» **What is expected**:
Please reproduce every record exactly as written, leaving out the pictures.

(Dataset rows for apps and sites)
·····

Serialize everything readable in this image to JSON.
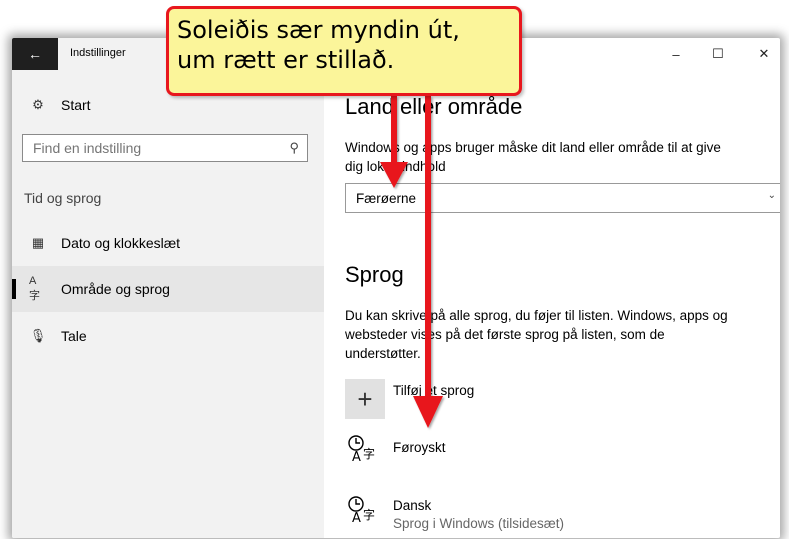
{
  "window": {
    "title": "Indstillinger",
    "back_icon": "back-arrow-icon",
    "controls": {
      "minimize": "–",
      "maximize": "☐",
      "close": "✕"
    }
  },
  "sidebar": {
    "home_label": "Start",
    "search_placeholder": "Find en indstilling",
    "group_label": "Tid og sprog",
    "items": [
      {
        "label": "Dato og klokkeslæt",
        "icon": "calendar-clock-icon",
        "selected": false
      },
      {
        "label": "Område og sprog",
        "icon": "language-icon",
        "selected": true
      },
      {
        "label": "Tale",
        "icon": "microphone-icon",
        "selected": false
      }
    ]
  },
  "main": {
    "region_heading": "Land eller område",
    "region_desc_1": "Windows og apps bruger måske dit land eller område til at give",
    "region_desc_2": "dig lokalt indhold",
    "region_value": "Færøerne",
    "language_heading": "Sprog",
    "language_desc_1": "Du kan skrive på alle sprog, du føjer til listen. Windows, apps og",
    "language_desc_2": "websteder vises på det første sprog på listen, som de",
    "language_desc_3": "understøtter.",
    "add_language_label": "Tilføj et sprog",
    "languages": [
      {
        "name": "Føroyskt",
        "sub": ""
      },
      {
        "name": "Dansk",
        "sub": "Sprog i Windows (tilsidesæt)"
      }
    ]
  },
  "annotation": {
    "line1": "Soleiðis sær myndin út,",
    "line2": "um rætt er stillað.",
    "color": "#e8171d",
    "fill": "#fbf59a"
  }
}
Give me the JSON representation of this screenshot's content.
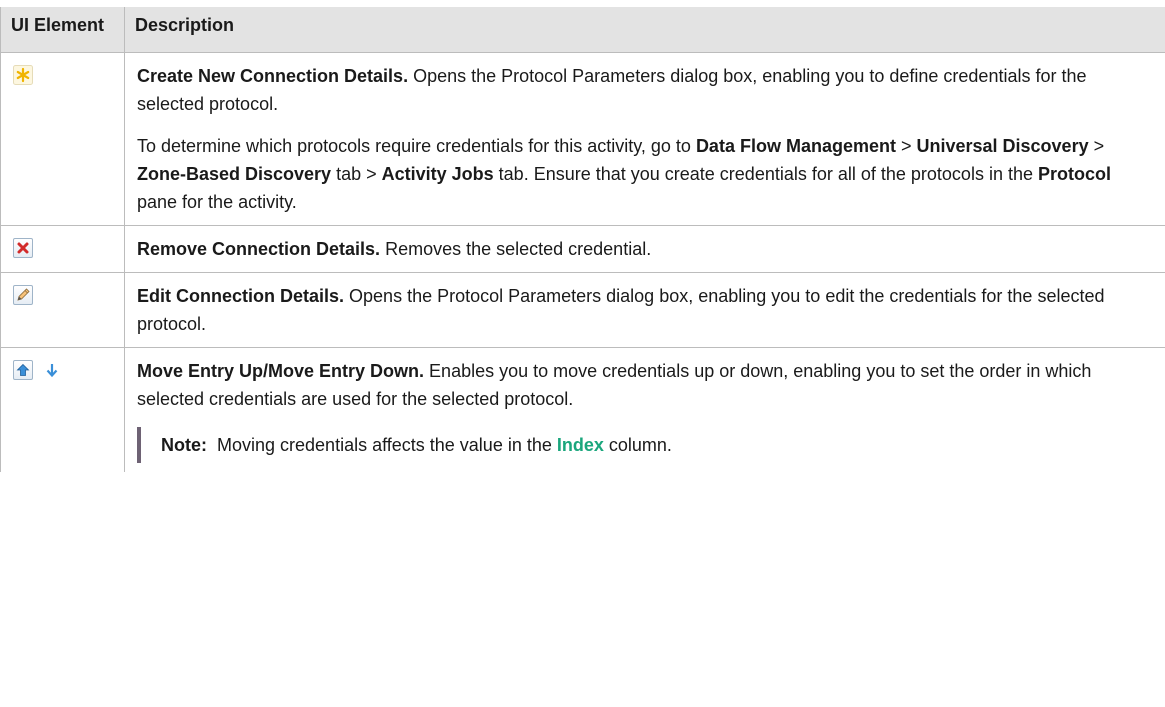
{
  "header": {
    "col1": "UI Element",
    "col2": "Description"
  },
  "rows": [
    {
      "icons": [
        "create-new-asterisk-icon"
      ],
      "title": "Create New Connection Details.",
      "desc": " Opens the Protocol Parameters dialog box, enabling you to define credentials for the selected protocol.",
      "para2": {
        "t1": "To determine which protocols require credentials for this activity, go to ",
        "k1": "Data Flow Management",
        "s1": " > ",
        "k2": "Universal Discovery",
        "s2": " > ",
        "k3": "Zone-Based Discovery",
        "s3": " tab > ",
        "k4": "Activity Jobs",
        "s4": " tab. Ensure that you create credentials for all of the protocols in the ",
        "k5": "Protocol",
        "s5": " pane for the activity."
      }
    },
    {
      "icons": [
        "remove-x-icon"
      ],
      "title": "Remove Connection Details.",
      "desc": " Removes the selected credential."
    },
    {
      "icons": [
        "edit-pencil-icon"
      ],
      "title": "Edit Connection Details.",
      "desc": " Opens the Protocol Parameters dialog box, enabling you to edit the credentials for the selected protocol."
    },
    {
      "icons": [
        "move-up-arrow-icon",
        "move-down-arrow-icon"
      ],
      "title": "Move Entry Up/Move Entry Down.",
      "desc": " Enables you to move credentials up or down, enabling you to set the order in which selected credentials are used for the selected protocol.",
      "note": {
        "label": "Note:",
        "t1": "  Moving credentials affects the value in the ",
        "k1": "Index",
        "t2": " column."
      }
    }
  ],
  "colors": {
    "header_bg": "#e3e3e3",
    "border": "#bcbcbc",
    "index_link": "#1aa67c",
    "note_bar": "#6e6274",
    "remove_red": "#d22b2b",
    "asterisk_yellow": "#f0b400"
  }
}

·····

» **Exercise solution**:
Serialize everything readable in this image to JSON.
{
  "window": {
    "title": "Indstillinger",
    "back_icon": "back-arrow-icon",
    "controls": {
      "minimize": "–",
      "maximize": "☐",
      "close": "✕"
    }
  },
  "sidebar": {
    "home_label": "Start",
    "search_placeholder": "Find en indstilling",
    "group_label": "Tid og sprog",
    "items": [
      {
        "label": "Dato og klokkeslæt",
        "icon": "calendar-clock-icon",
        "selected": false
      },
      {
        "label": "Område og sprog",
        "icon": "language-icon",
        "selected": true
      },
      {
        "label": "Tale",
        "icon": "microphone-icon",
        "selected": false
      }
    ]
  },
  "main": {
    "region_heading": "Land eller område",
    "region_desc_1": "Windows og apps bruger måske dit land eller område til at give",
    "region_desc_2": "dig lokalt indhold",
    "region_value": "Færøerne",
    "language_heading": "Sprog",
    "language_desc_1": "Du kan skrive på alle sprog, du føjer til listen. Windows, apps og",
    "language_desc_2": "websteder vises på det første sprog på listen, som de",
    "language_desc_3": "understøtter.",
    "add_language_label": "Tilføj et sprog",
    "languages": [
      {
        "name": "Føroyskt",
        "sub": ""
      },
      {
        "name": "Dansk",
        "sub": "Sprog i Windows (tilsidesæt)"
      }
    ]
  },
  "annotation": {
    "line1": "Soleiðis sær myndin út,",
    "line2": "um rætt er stillað.",
    "color": "#e8171d",
    "fill": "#fbf59a"
  }
}
Give me the JSON representation of this screenshot's content.
{
  "header": {
    "col1": "UI Element",
    "col2": "Description"
  },
  "rows": [
    {
      "icons": [
        "create-new-asterisk-icon"
      ],
      "title": "Create New Connection Details.",
      "desc": " Opens the Protocol Parameters dialog box, enabling you to define credentials for the selected protocol.",
      "para2": {
        "t1": "To determine which protocols require credentials for this activity, go to ",
        "k1": "Data Flow Management",
        "s1": " > ",
        "k2": "Universal Discovery",
        "s2": " > ",
        "k3": "Zone-Based Discovery",
        "s3": " tab > ",
        "k4": "Activity Jobs",
        "s4": " tab. Ensure that you create credentials for all of the protocols in the ",
        "k5": "Protocol",
        "s5": " pane for the activity."
      }
    },
    {
      "icons": [
        "remove-x-icon"
      ],
      "title": "Remove Connection Details.",
      "desc": " Removes the selected credential."
    },
    {
      "icons": [
        "edit-pencil-icon"
      ],
      "title": "Edit Connection Details.",
      "desc": " Opens the Protocol Parameters dialog box, enabling you to edit the credentials for the selected protocol."
    },
    {
      "icons": [
        "move-up-arrow-icon",
        "move-down-arrow-icon"
      ],
      "title": "Move Entry Up/Move Entry Down.",
      "desc": " Enables you to move credentials up or down, enabling you to set the order in which selected credentials are used for the selected protocol.",
      "note": {
        "label": "Note:",
        "t1": "  Moving credentials affects the value in the ",
        "k1": "Index",
        "t2": " column."
      }
    }
  ],
  "colors": {
    "header_bg": "#e3e3e3",
    "border": "#bcbcbc",
    "index_link": "#1aa67c",
    "note_bar": "#6e6274",
    "remove_red": "#d22b2b",
    "asterisk_yellow": "#f0b400"
  }
}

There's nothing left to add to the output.